Source material:
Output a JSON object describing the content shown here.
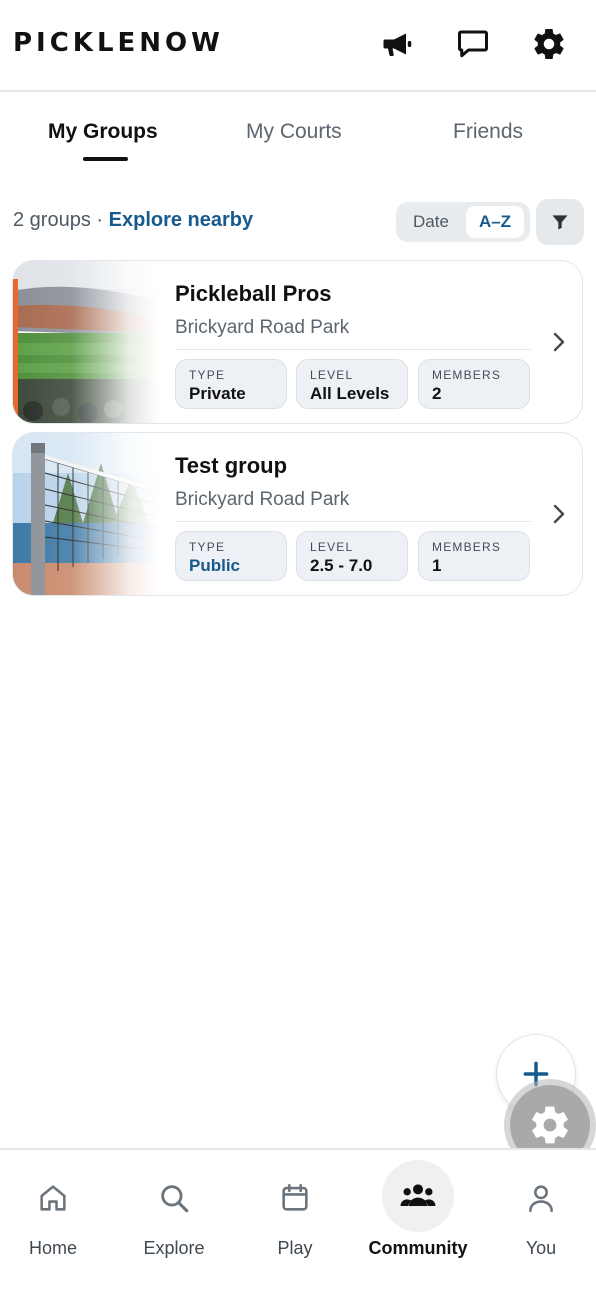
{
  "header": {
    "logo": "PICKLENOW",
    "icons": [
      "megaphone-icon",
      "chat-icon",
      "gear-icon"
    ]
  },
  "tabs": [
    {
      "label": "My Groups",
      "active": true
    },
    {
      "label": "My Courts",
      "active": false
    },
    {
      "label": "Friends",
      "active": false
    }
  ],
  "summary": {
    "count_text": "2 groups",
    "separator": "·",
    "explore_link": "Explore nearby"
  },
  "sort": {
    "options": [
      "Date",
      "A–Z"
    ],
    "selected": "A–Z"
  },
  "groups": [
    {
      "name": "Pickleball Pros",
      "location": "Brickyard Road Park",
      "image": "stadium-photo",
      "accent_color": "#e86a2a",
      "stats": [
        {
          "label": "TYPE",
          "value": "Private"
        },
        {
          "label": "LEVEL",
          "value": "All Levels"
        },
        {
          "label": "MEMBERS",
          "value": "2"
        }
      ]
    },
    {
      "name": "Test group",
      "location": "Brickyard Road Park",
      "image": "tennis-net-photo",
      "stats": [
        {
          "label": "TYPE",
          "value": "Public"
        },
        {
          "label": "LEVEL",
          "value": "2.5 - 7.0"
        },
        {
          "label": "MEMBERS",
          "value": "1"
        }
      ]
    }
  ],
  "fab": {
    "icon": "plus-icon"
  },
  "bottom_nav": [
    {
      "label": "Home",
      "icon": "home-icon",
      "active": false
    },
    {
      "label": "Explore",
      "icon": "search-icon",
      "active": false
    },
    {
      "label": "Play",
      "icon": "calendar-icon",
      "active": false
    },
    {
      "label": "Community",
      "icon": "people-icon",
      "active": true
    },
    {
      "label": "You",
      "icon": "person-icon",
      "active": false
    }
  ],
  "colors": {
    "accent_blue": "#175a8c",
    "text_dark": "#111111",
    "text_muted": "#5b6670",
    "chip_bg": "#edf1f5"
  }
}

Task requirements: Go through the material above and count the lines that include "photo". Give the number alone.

Response to this exercise: 2